The classical formulation of the program-synthesis problem is to find a program that meets a correctness specification given as a logical formula. Recent work on program synthesis and program optimization illustrates many potential benefits of allowing the user to supplement the logical specification with a syntactic template that constrains the space of allowed implementation. The motivation is twofold. First, narrowing the space of implementations makes the synthesis problem more tractable. Second, providing a specific syntax can potentially lead to better optimizations.
A Syntax-Guided Synthesis problem (SyGuS, in short) is specified with respect to a background theory , such as Linear-Integer-Arithmetic (LIA), that fixes the types of variables, operations on types, and their interpretation.
To synthesize a function of a given type, the input consists of two constraints:
(1) a semantic constraint given as a formula built from symbols in theory along with , and (2) a syntactic constraint given as a (possibly infinite) set of expressions from specified by a context-free grammar.
The computational problem then is to find an implementation for the function , i.e. an expression such that the formula is valid.
The SyGuS competition (SyGuS-Comp) will allow solvers for syntax-guided synthesis problems to compete on a large collection of benchmarks. The motivation behind the competition is to propagate and advance research and tools on the subject.

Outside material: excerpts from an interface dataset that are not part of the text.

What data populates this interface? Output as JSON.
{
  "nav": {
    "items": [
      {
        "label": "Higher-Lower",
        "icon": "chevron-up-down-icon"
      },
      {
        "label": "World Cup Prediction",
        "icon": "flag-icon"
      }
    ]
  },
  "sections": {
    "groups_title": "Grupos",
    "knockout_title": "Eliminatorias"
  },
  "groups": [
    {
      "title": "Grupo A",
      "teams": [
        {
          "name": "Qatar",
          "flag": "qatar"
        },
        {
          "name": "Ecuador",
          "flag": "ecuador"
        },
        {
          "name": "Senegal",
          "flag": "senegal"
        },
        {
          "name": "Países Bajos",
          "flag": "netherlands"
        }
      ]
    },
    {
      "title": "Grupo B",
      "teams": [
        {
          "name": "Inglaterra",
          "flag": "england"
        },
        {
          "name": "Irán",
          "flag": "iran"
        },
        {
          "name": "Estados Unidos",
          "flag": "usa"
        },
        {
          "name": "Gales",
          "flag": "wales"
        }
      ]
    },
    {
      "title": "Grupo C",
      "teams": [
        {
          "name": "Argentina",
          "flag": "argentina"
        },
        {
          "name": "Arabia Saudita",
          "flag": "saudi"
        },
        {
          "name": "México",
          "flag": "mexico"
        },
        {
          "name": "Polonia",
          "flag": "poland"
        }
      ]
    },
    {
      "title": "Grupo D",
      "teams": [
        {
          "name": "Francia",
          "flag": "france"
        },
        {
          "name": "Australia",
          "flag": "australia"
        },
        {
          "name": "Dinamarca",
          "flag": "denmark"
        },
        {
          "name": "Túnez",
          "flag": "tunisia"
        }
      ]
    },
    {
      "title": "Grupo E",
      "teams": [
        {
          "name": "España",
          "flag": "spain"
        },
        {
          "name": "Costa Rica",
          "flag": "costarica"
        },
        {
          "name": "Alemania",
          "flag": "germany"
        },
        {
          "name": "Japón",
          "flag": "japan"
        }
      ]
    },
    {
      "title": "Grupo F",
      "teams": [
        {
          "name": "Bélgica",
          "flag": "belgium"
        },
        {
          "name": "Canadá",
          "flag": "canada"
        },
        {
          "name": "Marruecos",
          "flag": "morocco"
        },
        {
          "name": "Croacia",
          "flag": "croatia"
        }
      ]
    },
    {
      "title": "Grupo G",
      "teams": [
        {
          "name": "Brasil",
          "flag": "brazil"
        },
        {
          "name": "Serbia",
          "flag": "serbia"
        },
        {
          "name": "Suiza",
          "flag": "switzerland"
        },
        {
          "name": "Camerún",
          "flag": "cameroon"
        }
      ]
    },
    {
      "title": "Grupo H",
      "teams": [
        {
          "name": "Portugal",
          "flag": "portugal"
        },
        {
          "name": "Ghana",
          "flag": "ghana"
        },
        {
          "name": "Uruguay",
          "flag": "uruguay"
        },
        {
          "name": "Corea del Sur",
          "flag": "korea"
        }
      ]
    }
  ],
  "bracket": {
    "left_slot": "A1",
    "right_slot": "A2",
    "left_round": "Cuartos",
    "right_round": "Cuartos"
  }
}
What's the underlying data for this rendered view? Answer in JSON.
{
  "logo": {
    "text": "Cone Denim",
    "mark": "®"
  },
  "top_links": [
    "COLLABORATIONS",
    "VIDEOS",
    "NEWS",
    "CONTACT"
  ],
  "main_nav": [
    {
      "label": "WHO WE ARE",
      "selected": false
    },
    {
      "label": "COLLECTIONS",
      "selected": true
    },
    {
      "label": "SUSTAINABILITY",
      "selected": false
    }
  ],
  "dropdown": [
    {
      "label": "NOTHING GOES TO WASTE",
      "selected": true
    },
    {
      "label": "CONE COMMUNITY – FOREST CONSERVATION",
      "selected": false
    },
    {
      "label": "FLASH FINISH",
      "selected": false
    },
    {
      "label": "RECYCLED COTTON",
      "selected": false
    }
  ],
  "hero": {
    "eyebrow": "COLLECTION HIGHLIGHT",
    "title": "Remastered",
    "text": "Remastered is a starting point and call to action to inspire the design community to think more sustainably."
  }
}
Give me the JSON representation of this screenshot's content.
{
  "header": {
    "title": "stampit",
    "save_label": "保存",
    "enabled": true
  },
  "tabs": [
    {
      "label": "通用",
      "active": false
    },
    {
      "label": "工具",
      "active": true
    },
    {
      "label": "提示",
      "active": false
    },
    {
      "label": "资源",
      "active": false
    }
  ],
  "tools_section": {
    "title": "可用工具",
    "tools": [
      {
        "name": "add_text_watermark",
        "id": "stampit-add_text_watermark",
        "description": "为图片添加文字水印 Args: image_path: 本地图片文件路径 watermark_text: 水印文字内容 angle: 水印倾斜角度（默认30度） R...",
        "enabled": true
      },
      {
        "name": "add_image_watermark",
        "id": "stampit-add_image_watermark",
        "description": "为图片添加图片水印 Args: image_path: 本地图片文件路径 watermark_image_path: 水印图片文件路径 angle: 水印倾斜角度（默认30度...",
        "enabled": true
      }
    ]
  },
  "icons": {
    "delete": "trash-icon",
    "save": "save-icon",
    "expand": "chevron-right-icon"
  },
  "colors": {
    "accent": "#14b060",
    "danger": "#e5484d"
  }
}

Planning for the 6th SyGuS-Comp will commence around January 2019. Feel free to reach us at firstname.lastname@example.org with questions and suggestions.